After finally managing to check in, I met my kind friend Ieva, who I met from this site and indebted to regarding my trip who met me on all but one day of my stay.

There is not much in terms of sightseeing in Sliema, St Julian’s or Paceville but it is where a lot of tourists stay. Paceville being the nightlife centre. At Sliema there is a beach and it was a nice place to relax in the evenings when the temperature was much more hospitable.


I also met my Maltese friend from Interpals, Lise and we visited the Upper Barrakka Gardens. Valletta is the capital of Malta and affords a beautiful view over the harbour and is also a main transport hub. The streets there are beautiful and from several there are views of the coast and the harbour itself. There is plenty of history in its old churches and buildings such as the one where Napoleon administered his command during his brief stay in Malta.
On the Sunday I attempted to attend the Greek Orthodox Church in Valletta for liturgy to find the doors were shut. I was told by a local it is currently only open for the major feasts.

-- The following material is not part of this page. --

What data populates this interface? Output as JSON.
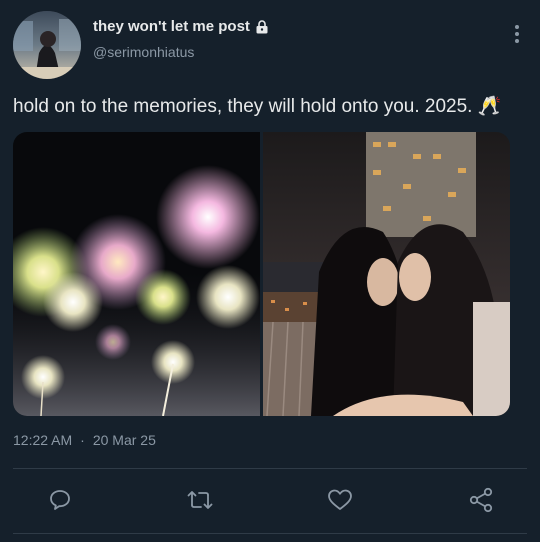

On another day I visited the beautiful Dingli cliffs which remind me of Easter Island. Sitting or standing near the cliff edge gives you a wide panoramic view of the sea that is so serene. The kind of place I could happily stay for many hours. If there was a place I could live in the main Maltese island it would be there. Dotted along the trail are a restaurant, cafe, radar station, and a small church. I was to return to Dingli with Ieva and Lukas.

On the way back in the town of Dingli I missed my bus to Rabat. My friend Ann who I was going to meet kindly offered to pick me up. But as my Maltese is non-existent I didn’t know how to pronounce or the area I was in so I passed my phone to an elderly guy standing out a bar (Dingli swallows).
The guy turned out to be the owner of the bar and beckoned me inside. Then showing the famed Maltese hospitality gave me a drink of my choice (diet coke) for free and also gave me fruits As I waited. Ann and I first went to Mdina (Mdina is the walled city and Rabat is the city outside).
The town, and one time capital of Malta is picturesque with impressive buildings and narrow streets helping provide some protection from the heat. If there is one place in Malta to see away from the coast then it is certainly the place. Rabat the adjacent village derives its name from the Arabic word for suburb and is where St Paul is said to have resided according to tradition and there is a Roman Catholic church dedicated to him there.
It was not so busy when I went there with many shops shut at the time. However is another pretty place worth spending time visiting.

A good hotel is either one that does not interfere in your stay, you just sleep there or on special occasions it adds something to your stay. Unfortunately the Kennedy Nova Hotel, an allegedly four star hotel, added nothing to my stay. After booking I read a review which stated that for breakfast there was a lot of choice but everything was poor quality. I would apply that observation to the whole hotel. I was to have experience of this as they had no details of my booking, whether it was their fault or hostelbookers I cannot say, but it was the first of a catalogue of errors and some bad service I either experienced or observed there.